Another challenge with all this information is linking it together and avoiding the “silo” treatment. When we say “linkage”, we’re talking about more than a table of contents and some cross-references at the bottom of the business model telling a reader to “see page 20 for key performance indicators”. We’re talking about true integration of these different aspects of the report – this isn’t something that you’ll achieve by working your way through a checklist.

Disappointingly, only 10% of the companies we looked at achieved what we deemed to be “comprehensive” linkage, pulling together all the different strands of the report. A good start in demonstrating this linkage is to provide a table, mapping strategies and KPIs to the company’s different objectives, and showing how the principal risks and uncertainties threaten the company’s achievement of those objectives.

We also saw two-thirds of companies include directors’ remuneration schemes with performance measures that include at least some of their KPIs, demonstrating clearer alignment of directors’ pay with company performance. Consistency between front and back is vital too – if a company pulls something out in its P&L that is “exceptional”, one would expect to see that discussed with suitable prominence in the front end. Indeed, non-GAAP measures’ popularity has continued, with 81% of companies using them in the summary section of their reports and 54% presenting them more prominently than the associated GAAP measures. This remains an area of focus for regulators, with ESMA having recently published related guidance.

One of the new challenges for reporting this year is the requirement for a statement on longer-term viability. The viability statement requires directors to state that they have a “reasonable” expectation that the company will be able to continue, and meet its liabilities for a period they have specified.
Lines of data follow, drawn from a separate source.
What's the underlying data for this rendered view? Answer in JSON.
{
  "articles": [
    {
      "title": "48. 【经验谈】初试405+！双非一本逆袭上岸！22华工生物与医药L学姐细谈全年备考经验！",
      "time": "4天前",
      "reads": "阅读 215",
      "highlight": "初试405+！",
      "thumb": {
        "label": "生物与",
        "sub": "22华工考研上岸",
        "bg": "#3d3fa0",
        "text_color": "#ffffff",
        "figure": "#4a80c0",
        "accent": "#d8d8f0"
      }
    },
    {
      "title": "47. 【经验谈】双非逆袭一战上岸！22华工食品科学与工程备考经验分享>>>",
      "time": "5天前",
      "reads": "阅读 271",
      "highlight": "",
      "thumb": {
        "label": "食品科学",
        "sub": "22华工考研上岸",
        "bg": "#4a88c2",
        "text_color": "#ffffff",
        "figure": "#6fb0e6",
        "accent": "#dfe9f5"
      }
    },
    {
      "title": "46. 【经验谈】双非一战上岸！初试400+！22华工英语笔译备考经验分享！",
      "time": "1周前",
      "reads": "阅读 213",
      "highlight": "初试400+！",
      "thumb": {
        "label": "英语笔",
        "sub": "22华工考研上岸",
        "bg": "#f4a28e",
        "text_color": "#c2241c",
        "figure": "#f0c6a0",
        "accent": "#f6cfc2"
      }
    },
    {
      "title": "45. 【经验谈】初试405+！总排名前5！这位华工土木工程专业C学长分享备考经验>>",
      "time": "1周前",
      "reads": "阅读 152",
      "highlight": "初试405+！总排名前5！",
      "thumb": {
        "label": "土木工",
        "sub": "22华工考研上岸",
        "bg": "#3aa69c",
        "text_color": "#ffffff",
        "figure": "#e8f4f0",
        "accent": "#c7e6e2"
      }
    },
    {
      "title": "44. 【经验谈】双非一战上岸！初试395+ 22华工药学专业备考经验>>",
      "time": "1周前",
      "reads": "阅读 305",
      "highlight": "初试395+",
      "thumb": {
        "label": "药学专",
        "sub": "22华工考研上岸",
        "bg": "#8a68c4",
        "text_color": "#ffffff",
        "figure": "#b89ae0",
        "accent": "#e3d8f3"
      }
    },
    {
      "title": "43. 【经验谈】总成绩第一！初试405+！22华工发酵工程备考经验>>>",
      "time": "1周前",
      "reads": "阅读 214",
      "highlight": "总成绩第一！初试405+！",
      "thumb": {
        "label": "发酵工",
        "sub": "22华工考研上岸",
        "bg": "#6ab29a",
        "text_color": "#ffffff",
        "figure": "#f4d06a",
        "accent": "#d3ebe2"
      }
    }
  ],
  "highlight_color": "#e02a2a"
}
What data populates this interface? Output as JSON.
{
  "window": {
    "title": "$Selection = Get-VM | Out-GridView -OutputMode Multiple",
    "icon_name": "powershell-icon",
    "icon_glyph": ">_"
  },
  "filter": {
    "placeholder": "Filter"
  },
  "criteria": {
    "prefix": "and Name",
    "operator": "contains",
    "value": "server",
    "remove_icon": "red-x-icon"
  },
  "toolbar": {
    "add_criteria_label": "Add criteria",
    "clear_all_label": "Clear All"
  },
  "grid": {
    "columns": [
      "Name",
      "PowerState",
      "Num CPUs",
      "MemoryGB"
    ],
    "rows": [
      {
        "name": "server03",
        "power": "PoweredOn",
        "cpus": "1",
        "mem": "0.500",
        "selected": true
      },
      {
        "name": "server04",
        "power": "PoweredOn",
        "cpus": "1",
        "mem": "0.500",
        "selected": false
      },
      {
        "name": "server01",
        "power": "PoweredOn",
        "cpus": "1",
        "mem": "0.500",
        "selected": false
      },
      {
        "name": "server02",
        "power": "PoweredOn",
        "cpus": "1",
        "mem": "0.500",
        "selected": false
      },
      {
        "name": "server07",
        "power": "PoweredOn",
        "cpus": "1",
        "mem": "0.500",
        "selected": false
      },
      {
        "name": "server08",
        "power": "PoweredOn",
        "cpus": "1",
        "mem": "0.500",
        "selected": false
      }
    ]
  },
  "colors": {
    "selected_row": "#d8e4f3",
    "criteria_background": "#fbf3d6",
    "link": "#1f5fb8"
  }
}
We’ve only seen a handful of companies adopting this requirement early. Again, there’s a balance to be struck between investors wanting as much assurance as possible and directors feeling nervous about going too far.

The question on everyone’s lips tends to be what length of time they should consider. It is expected, except in rare circumstances, that the period will significantly exceed 12 months. We’ve seen that most companies going early tend to look at three to five years, reflecting their medium-term plans, but it does depend on factors such as the financing arrangements in place, the maturity of the company and the nature of the industry. Including the statement in the strategic report or the directors’ report affords directors the safe-harbour provisions of the Companies Act.

Risk reporting

There’s also new recommendations for risk reporting, which is obviously of very real interest to investors. The latest guidance calls for insight on what risks are new in the year, what their potential impact would be, and what is the likelihood of their occurrence. About one-third of companies are currently showing changes to risks in the year, typically through the use of up and down arrows, but not many have been giving insight on likelihood and impact. This means that most companies will need to enhance their disclosures in this area this year.

In terms of what the future holds, the journey will continue – clear and concise is the name of the game at the moment and it seems that there genuinely are collaborative efforts between investors, preparers, regulators and auditors to strengthen and improve the UK corporate reporting scene.

Of particular interest here is integrated reporting, which is an international initiative, but one that resonates with the existing UK reporting framework. Some of the ideas it contains are taking hold in the UK: seven companies surveyed made explicit reference to integrated reporting. More than half talked about relationships or resources used as inputs or outputs in business model descriptions – termed “capitals” under the integrated reporting framework. Of course, a truly integrated report is an output of integrated thinking; it flows naturally from the integration of business processes and behaviours. Further embracing these concepts will help ensure that the UK remains one of the most advanced corporate reporting regimes in the world. ■

Veronica Poole is Deloitte’s Global IFRS Leader and UK National Head of Accounting and Corporate Reporting

Read more by Veronica Poole, Deloitte here.